"""
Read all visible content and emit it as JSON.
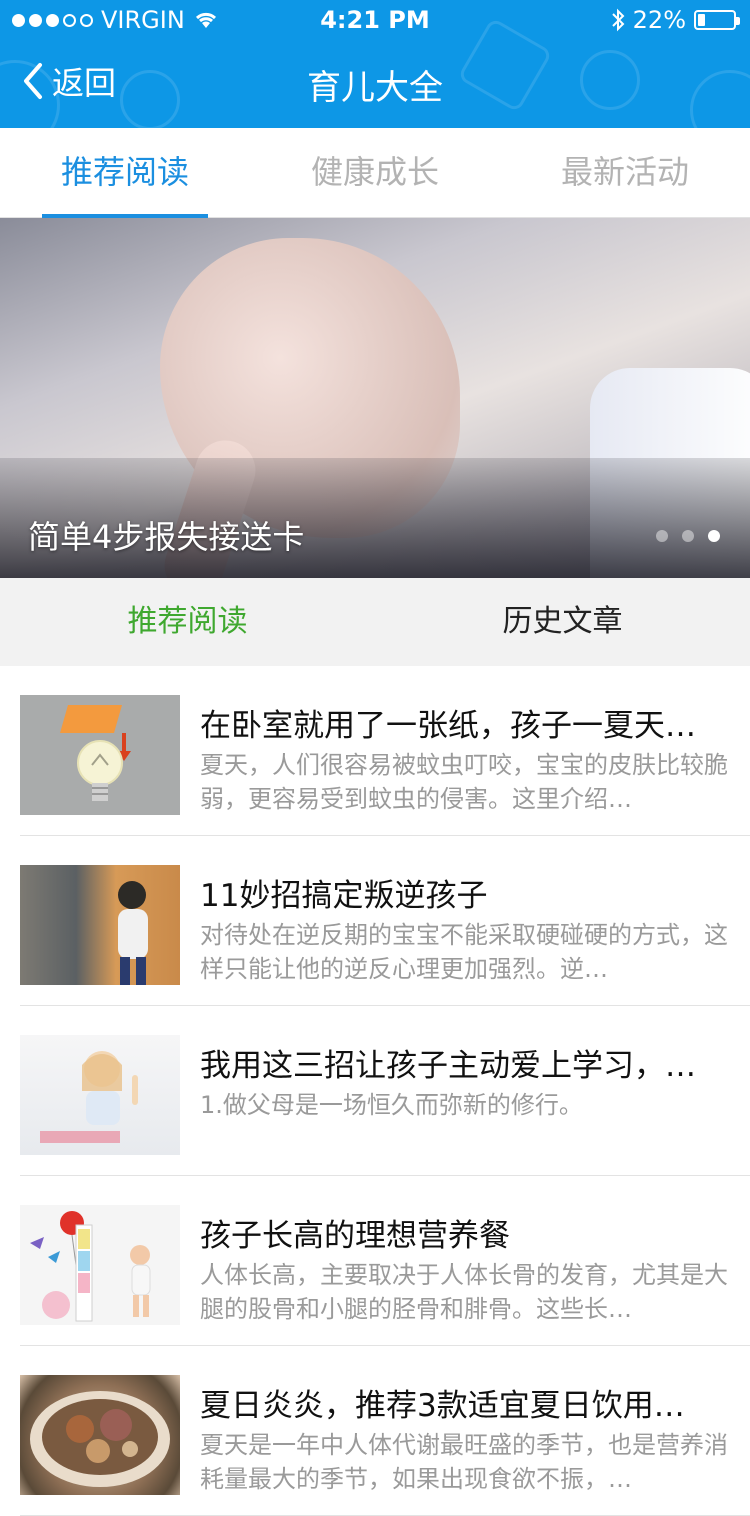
{
  "status_bar": {
    "carrier": "VIRGIN",
    "time": "4:21 PM",
    "battery": "22%",
    "battery_level": 0.22
  },
  "nav": {
    "back_label": "返回",
    "title": "育儿大全"
  },
  "tabs": [
    {
      "label": "推荐阅读",
      "active": true
    },
    {
      "label": "健康成长",
      "active": false
    },
    {
      "label": "最新活动",
      "active": false
    }
  ],
  "banner": {
    "caption": "简单4步报失接送卡",
    "page_count": 3,
    "current_page": 3
  },
  "subtabs": [
    {
      "label": "推荐阅读",
      "active": true
    },
    {
      "label": "历史文章",
      "active": false
    }
  ],
  "articles": [
    {
      "title": "在卧室就用了一张纸，孩子一夏天…",
      "desc": "夏天，人们很容易被蚊虫叮咬，宝宝的皮肤比较脆弱，更容易受到蚊虫的侵害。这里介绍…"
    },
    {
      "title": "11妙招搞定叛逆孩子",
      "desc": "对待处在逆反期的宝宝不能采取硬碰硬的方式，这样只能让他的逆反心理更加强烈。逆…"
    },
    {
      "title": "我用这三招让孩子主动爱上学习，…",
      "desc": "1.做父母是一场恒久而弥新的修行。"
    },
    {
      "title": "孩子长高的理想营养餐",
      "desc": "人体长高，主要取决于人体长骨的发育，尤其是大腿的股骨和小腿的胫骨和腓骨。这些长…"
    },
    {
      "title": "夏日炎炎，推荐3款适宜夏日饮用…",
      "desc": "夏天是一年中人体代谢最旺盛的季节，也是营养消耗量最大的季节，如果出现食欲不振，…"
    }
  ],
  "colors": {
    "header_bg": "#0d97e6",
    "tab_active": "#1b8fe0",
    "subtab_active": "#3fa82f"
  }
}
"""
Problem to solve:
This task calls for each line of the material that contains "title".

Expected answer:
    "title": "育儿大全"
      "title": "在卧室就用了一张纸，孩子一夏天…",
      "title": "11妙招搞定叛逆孩子",
      "title": "我用这三招让孩子主动爱上学习，…",
      "title": "孩子长高的理想营养餐",
      "title": "夏日炎炎，推荐3款适宜夏日饮用…",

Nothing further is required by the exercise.